● **ASSIGNMENT**
In full and without alteration, write out the records.

[Dataset rows describing interfaces]

____________________

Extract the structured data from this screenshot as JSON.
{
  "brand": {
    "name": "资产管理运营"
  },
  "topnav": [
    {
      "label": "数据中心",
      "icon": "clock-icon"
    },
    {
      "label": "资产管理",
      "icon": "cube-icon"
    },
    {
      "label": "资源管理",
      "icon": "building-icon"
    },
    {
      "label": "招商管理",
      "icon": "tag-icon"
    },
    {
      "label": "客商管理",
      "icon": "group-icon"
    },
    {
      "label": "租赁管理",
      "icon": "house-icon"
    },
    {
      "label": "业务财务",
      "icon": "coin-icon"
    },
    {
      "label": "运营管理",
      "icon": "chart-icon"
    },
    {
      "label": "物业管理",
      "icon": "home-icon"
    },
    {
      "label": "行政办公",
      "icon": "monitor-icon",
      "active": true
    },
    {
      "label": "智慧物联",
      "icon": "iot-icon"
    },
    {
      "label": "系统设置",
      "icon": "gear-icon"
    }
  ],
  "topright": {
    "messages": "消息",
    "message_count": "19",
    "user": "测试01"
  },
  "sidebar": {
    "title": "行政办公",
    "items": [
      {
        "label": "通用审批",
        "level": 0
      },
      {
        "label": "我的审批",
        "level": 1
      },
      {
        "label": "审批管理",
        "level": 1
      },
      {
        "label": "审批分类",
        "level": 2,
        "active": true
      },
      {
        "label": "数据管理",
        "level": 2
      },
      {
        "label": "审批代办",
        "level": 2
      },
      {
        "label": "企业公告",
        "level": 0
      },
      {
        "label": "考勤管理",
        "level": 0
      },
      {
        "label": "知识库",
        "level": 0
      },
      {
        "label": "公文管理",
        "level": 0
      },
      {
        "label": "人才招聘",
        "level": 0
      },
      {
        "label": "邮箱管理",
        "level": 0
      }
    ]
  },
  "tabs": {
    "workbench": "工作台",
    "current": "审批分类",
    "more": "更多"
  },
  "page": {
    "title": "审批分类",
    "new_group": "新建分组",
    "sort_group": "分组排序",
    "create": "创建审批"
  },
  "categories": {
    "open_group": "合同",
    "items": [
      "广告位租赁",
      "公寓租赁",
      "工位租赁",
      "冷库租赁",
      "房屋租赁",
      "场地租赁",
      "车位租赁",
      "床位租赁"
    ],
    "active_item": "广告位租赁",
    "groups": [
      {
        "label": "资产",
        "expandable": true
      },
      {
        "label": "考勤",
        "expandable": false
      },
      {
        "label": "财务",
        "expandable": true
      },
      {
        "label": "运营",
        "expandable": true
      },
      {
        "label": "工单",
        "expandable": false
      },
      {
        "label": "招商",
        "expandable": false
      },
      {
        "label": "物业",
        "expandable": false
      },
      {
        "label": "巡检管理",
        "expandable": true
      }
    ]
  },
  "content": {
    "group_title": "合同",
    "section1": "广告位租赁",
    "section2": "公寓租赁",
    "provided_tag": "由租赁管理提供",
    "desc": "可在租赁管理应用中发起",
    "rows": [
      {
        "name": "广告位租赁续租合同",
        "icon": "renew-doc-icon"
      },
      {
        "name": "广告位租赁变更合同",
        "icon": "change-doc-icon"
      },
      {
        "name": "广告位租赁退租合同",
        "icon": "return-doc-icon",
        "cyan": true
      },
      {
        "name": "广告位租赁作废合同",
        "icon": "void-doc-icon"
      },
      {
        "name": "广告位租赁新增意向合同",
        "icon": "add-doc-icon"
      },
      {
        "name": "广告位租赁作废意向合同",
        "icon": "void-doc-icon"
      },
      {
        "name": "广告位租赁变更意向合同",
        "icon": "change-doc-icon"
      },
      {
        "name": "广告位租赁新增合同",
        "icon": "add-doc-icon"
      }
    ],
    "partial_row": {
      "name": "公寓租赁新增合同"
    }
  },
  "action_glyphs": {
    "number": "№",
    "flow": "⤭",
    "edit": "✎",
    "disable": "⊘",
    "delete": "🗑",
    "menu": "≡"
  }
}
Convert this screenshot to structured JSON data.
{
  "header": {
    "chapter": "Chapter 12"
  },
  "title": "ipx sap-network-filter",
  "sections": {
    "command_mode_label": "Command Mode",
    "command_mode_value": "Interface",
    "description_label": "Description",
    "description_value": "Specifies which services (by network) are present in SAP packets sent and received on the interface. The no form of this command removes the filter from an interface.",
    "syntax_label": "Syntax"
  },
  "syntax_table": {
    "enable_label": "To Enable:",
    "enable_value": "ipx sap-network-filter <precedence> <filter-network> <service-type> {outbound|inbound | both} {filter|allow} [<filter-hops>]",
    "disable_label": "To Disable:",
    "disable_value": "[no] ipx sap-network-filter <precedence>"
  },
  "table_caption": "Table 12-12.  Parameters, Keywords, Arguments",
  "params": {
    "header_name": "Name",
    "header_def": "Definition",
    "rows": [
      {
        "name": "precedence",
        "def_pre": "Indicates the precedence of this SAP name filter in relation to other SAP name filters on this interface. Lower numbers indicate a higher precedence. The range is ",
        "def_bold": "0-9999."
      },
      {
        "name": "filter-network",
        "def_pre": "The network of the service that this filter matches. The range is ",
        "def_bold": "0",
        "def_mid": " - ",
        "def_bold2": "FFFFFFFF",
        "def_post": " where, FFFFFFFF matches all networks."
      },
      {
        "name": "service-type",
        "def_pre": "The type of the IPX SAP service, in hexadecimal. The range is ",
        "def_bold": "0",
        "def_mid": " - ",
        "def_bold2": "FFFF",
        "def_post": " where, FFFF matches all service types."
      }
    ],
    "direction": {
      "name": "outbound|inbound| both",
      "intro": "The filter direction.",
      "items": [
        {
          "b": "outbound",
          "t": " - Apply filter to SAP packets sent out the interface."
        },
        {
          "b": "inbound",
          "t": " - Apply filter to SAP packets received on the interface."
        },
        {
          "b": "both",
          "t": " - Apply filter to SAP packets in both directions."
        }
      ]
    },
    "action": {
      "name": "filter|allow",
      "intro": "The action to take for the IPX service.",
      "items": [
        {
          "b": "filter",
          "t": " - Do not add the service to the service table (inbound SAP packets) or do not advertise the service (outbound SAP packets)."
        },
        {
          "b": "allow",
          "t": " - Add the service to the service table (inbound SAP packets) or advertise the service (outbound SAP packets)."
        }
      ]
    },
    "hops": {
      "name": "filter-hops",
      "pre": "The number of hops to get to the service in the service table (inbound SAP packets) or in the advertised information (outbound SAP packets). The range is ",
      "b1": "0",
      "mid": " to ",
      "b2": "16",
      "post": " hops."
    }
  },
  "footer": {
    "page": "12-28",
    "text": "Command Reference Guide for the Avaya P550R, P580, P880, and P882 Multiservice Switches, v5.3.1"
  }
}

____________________

● **WRITTEN ANSWER**
Extract the structured data from this screenshot as JSON.
{
  "brand": {
    "name": "资产管理运营"
  },
  "topnav": [
    {
      "label": "数据中心",
      "icon": "clock-icon"
    },
    {
      "label": "资产管理",
      "icon": "cube-icon"
    },
    {
      "label": "资源管理",
      "icon": "building-icon"
    },
    {
      "label": "招商管理",
      "icon": "tag-icon"
    },
    {
      "label": "客商管理",
      "icon": "group-icon"
    },
    {
      "label": "租赁管理",
      "icon": "house-icon"
    },
    {
      "label": "业务财务",
      "icon": "coin-icon"
    },
    {
      "label": "运营管理",
      "icon": "chart-icon"
    },
    {
      "label": "物业管理",
      "icon": "home-icon"
    },
    {
      "label": "行政办公",
      "icon": "monitor-icon",
      "active": true
    },
    {
      "label": "智慧物联",
      "icon": "iot-icon"
    },
    {
      "label": "系统设置",
      "icon": "gear-icon"
    }
  ],
  "topright": {
    "messages": "消息",
    "message_count": "19",
    "user": "测试01"
  },
  "sidebar": {
    "title": "行政办公",
    "items": [
      {
        "label": "通用审批",
        "level": 0
      },
      {
        "label": "我的审批",
        "level": 1
      },
      {
        "label": "审批管理",
        "level": 1
      },
      {
        "label": "审批分类",
        "level": 2,
        "active": true
      },
      {
        "label": "数据管理",
        "level": 2
      },
      {
        "label": "审批代办",
        "level": 2
      },
      {
        "label": "企业公告",
        "level": 0
      },
      {
        "label": "考勤管理",
        "level": 0
      },
      {
        "label": "知识库",
        "level": 0
      },
      {
        "label": "公文管理",
        "level": 0
      },
      {
        "label": "人才招聘",
        "level": 0
      },
      {
        "label": "邮箱管理",
        "level": 0
      }
    ]
  },
  "tabs": {
    "workbench": "工作台",
    "current": "审批分类",
    "more": "更多"
  },
  "page": {
    "title": "审批分类",
    "new_group": "新建分组",
    "sort_group": "分组排序",
    "create": "创建审批"
  },
  "categories": {
    "open_group": "合同",
    "items": [
      "广告位租赁",
      "公寓租赁",
      "工位租赁",
      "冷库租赁",
      "房屋租赁",
      "场地租赁",
      "车位租赁",
      "床位租赁"
    ],
    "active_item": "广告位租赁",
    "groups": [
      {
        "label": "资产",
        "expandable": true
      },
      {
        "label": "考勤",
        "expandable": false
      },
      {
        "label": "财务",
        "expandable": true
      },
      {
        "label": "运营",
        "expandable": true
      },
      {
        "label": "工单",
        "expandable": false
      },
      {
        "label": "招商",
        "expandable": false
      },
      {
        "label": "物业",
        "expandable": false
      },
      {
        "label": "巡检管理",
        "expandable": true
      }
    ]
  },
  "content": {
    "group_title": "合同",
    "section1": "广告位租赁",
    "section2": "公寓租赁",
    "provided_tag": "由租赁管理提供",
    "desc": "可在租赁管理应用中发起",
    "rows": [
      {
        "name": "广告位租赁续租合同",
        "icon": "renew-doc-icon"
      },
      {
        "name": "广告位租赁变更合同",
        "icon": "change-doc-icon"
      },
      {
        "name": "广告位租赁退租合同",
        "icon": "return-doc-icon",
        "cyan": true
      },
      {
        "name": "广告位租赁作废合同",
        "icon": "void-doc-icon"
      },
      {
        "name": "广告位租赁新增意向合同",
        "icon": "add-doc-icon"
      },
      {
        "name": "广告位租赁作废意向合同",
        "icon": "void-doc-icon"
      },
      {
        "name": "广告位租赁变更意向合同",
        "icon": "change-doc-icon"
      },
      {
        "name": "广告位租赁新增合同",
        "icon": "add-doc-icon"
      }
    ],
    "partial_row": {
      "name": "公寓租赁新增合同"
    }
  },
  "action_glyphs": {
    "number": "№",
    "flow": "⤭",
    "edit": "✎",
    "disable": "⊘",
    "delete": "🗑",
    "menu": "≡"
  }
}
Convert this screenshot to structured JSON data.
{
  "header": {
    "chapter": "Chapter 12"
  },
  "title": "ipx sap-network-filter",
  "sections": {
    "command_mode_label": "Command Mode",
    "command_mode_value": "Interface",
    "description_label": "Description",
    "description_value": "Specifies which services (by network) are present in SAP packets sent and received on the interface. The no form of this command removes the filter from an interface.",
    "syntax_label": "Syntax"
  },
  "syntax_table": {
    "enable_label": "To Enable:",
    "enable_value": "ipx sap-network-filter <precedence> <filter-network> <service-type> {outbound|inbound | both} {filter|allow} [<filter-hops>]",
    "disable_label": "To Disable:",
    "disable_value": "[no] ipx sap-network-filter <precedence>"
  },
  "table_caption": "Table 12-12.  Parameters, Keywords, Arguments",
  "params": {
    "header_name": "Name",
    "header_def": "Definition",
    "rows": [
      {
        "name": "precedence",
        "def_pre": "Indicates the precedence of this SAP name filter in relation to other SAP name filters on this interface. Lower numbers indicate a higher precedence. The range is ",
        "def_bold": "0-9999."
      },
      {
        "name": "filter-network",
        "def_pre": "The network of the service that this filter matches. The range is ",
        "def_bold": "0",
        "def_mid": " - ",
        "def_bold2": "FFFFFFFF",
        "def_post": " where, FFFFFFFF matches all networks."
      },
      {
        "name": "service-type",
        "def_pre": "The type of the IPX SAP service, in hexadecimal. The range is ",
        "def_bold": "0",
        "def_mid": " - ",
        "def_bold2": "FFFF",
        "def_post": " where, FFFF matches all service types."
      }
    ],
    "direction": {
      "name": "outbound|inbound| both",
      "intro": "The filter direction.",
      "items": [
        {
          "b": "outbound",
          "t": " - Apply filter to SAP packets sent out the interface."
        },
        {
          "b": "inbound",
          "t": " - Apply filter to SAP packets received on the interface."
        },
        {
          "b": "both",
          "t": " - Apply filter to SAP packets in both directions."
        }
      ]
    },
    "action": {
      "name": "filter|allow",
      "intro": "The action to take for the IPX service.",
      "items": [
        {
          "b": "filter",
          "t": " - Do not add the service to the service table (inbound SAP packets) or do not advertise the service (outbound SAP packets)."
        },
        {
          "b": "allow",
          "t": " - Add the service to the service table (inbound SAP packets) or advertise the service (outbound SAP packets)."
        }
      ]
    },
    "hops": {
      "name": "filter-hops",
      "pre": "The number of hops to get to the service in the service table (inbound SAP packets) or in the advertised information (outbound SAP packets). The range is ",
      "b1": "0",
      "mid": " to ",
      "b2": "16",
      "post": " hops."
    }
  },
  "footer": {
    "page": "12-28",
    "text": "Command Reference Guide for the Avaya P550R, P580, P880, and P882 Multiservice Switches, v5.3.1"
  }
}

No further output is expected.